§ **PROBLEM**
Pull each line with the string "structured" from the entries.
=-=-=-=-=
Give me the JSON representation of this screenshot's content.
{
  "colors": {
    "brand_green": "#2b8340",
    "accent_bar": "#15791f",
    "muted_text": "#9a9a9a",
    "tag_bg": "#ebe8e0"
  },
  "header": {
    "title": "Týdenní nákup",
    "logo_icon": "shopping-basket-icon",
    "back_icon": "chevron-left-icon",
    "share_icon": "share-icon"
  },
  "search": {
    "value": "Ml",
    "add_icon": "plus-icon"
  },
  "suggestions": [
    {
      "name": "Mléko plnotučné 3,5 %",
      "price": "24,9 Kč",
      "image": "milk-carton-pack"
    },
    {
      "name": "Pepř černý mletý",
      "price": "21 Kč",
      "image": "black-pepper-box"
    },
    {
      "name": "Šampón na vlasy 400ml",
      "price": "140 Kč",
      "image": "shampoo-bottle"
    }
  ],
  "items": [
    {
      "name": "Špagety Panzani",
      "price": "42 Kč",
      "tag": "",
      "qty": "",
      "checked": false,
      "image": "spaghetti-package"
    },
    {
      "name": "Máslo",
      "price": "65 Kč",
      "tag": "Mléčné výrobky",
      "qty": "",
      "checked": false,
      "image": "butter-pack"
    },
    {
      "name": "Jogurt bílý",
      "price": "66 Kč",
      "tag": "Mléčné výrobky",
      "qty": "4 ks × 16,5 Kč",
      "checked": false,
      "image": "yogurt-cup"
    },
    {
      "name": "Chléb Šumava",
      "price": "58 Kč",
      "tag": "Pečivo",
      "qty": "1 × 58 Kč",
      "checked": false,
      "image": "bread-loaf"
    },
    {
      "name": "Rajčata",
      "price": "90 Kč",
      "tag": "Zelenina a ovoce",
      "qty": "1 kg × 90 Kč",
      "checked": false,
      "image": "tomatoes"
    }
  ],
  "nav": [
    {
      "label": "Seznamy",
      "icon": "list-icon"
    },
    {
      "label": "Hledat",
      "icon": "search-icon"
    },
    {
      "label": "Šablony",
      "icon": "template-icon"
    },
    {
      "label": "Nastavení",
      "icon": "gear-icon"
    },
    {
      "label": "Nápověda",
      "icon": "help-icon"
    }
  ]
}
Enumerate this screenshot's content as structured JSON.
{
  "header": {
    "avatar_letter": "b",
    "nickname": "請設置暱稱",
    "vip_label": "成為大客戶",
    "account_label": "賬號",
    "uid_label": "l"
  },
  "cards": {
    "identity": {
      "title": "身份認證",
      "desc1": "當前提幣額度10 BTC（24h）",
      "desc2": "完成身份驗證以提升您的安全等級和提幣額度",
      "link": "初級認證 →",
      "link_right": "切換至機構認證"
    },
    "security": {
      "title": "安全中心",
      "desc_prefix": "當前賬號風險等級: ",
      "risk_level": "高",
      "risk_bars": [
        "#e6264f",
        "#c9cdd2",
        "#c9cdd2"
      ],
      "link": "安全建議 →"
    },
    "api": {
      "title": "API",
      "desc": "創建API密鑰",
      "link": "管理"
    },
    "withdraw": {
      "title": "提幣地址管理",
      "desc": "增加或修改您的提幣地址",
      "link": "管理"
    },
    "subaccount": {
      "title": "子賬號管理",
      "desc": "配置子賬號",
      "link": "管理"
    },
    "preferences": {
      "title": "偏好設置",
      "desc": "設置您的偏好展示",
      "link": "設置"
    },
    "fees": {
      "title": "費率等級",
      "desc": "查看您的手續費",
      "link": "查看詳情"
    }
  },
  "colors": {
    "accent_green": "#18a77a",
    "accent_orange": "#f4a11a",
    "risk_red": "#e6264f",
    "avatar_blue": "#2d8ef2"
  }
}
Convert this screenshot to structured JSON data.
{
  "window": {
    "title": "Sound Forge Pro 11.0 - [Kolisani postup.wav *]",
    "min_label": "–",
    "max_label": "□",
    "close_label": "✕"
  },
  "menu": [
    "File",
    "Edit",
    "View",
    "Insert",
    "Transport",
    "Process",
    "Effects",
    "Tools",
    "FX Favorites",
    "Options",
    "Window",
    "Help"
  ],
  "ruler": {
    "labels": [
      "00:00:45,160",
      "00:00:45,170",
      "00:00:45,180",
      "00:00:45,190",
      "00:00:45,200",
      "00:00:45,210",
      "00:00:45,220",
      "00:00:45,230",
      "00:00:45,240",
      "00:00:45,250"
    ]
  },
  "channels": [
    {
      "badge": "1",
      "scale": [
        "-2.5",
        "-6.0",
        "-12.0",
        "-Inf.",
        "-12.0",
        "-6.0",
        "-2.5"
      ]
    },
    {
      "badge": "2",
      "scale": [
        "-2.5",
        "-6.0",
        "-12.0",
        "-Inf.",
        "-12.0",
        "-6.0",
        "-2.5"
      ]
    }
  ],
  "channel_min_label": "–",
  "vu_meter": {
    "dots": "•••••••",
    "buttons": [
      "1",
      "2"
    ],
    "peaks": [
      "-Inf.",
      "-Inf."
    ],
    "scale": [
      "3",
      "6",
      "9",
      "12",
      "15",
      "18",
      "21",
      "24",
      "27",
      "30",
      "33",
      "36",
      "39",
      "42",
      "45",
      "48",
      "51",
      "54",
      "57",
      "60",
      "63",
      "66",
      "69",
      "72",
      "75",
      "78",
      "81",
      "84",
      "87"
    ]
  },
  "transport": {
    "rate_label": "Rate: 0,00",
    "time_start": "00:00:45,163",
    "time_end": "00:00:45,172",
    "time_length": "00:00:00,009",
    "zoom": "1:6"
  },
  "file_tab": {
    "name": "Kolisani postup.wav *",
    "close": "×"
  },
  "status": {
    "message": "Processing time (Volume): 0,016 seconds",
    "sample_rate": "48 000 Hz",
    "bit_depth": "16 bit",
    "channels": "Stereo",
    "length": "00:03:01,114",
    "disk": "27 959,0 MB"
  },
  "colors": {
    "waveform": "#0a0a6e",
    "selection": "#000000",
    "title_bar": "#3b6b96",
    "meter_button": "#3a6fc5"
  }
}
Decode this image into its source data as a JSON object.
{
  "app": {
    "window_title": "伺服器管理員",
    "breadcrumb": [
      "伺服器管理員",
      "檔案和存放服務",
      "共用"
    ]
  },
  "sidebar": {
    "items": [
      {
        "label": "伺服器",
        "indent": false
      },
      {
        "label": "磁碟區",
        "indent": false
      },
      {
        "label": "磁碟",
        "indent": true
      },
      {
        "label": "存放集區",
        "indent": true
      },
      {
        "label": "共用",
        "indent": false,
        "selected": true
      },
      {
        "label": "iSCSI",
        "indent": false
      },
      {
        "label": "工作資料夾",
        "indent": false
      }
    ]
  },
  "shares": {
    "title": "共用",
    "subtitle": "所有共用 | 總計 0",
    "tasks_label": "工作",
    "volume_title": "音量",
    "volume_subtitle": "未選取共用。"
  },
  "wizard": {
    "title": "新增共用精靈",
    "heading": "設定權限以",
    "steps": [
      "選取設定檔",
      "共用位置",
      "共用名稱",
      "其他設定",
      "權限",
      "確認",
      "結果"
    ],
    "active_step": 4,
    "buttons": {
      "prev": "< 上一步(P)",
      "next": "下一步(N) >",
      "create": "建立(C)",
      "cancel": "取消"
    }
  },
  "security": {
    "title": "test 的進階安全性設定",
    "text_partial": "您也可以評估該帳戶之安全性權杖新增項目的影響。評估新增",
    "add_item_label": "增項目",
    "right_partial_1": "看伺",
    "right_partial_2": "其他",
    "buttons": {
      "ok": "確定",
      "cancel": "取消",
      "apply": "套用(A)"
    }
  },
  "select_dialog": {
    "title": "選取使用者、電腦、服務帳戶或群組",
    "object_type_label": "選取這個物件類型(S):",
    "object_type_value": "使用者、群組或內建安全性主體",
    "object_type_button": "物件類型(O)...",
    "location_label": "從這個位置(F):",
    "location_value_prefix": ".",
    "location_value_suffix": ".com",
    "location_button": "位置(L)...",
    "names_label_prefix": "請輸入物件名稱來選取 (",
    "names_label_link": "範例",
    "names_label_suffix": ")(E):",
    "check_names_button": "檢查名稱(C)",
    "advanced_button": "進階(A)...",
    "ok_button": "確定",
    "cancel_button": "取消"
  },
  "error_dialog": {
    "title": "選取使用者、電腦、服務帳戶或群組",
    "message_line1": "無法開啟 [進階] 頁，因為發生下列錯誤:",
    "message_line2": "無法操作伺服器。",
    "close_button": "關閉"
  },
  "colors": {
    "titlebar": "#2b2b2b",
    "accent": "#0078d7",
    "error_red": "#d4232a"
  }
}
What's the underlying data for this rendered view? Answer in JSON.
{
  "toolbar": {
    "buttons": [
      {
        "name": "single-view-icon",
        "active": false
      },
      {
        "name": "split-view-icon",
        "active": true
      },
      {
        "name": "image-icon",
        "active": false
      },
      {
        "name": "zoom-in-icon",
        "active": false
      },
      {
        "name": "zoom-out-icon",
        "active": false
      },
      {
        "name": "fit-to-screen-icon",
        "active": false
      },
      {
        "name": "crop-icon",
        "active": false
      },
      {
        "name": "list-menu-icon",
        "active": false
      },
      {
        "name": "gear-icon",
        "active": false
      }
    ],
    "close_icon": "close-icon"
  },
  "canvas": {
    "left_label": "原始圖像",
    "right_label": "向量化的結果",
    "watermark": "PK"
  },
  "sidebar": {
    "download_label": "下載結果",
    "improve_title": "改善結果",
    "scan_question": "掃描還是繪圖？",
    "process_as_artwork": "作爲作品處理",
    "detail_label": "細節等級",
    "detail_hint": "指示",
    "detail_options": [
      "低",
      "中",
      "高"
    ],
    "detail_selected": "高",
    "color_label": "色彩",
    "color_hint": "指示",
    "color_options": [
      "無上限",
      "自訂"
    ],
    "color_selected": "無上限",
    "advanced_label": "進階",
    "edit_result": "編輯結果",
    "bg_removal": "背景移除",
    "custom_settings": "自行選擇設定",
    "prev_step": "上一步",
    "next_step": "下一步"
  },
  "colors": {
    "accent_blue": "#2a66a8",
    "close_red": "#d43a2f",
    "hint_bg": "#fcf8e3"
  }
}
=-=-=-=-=
§ **EXERCISE ANSWER**
Enumerate this screenshot's content as structured JSON.
Convert this screenshot to structured JSON data.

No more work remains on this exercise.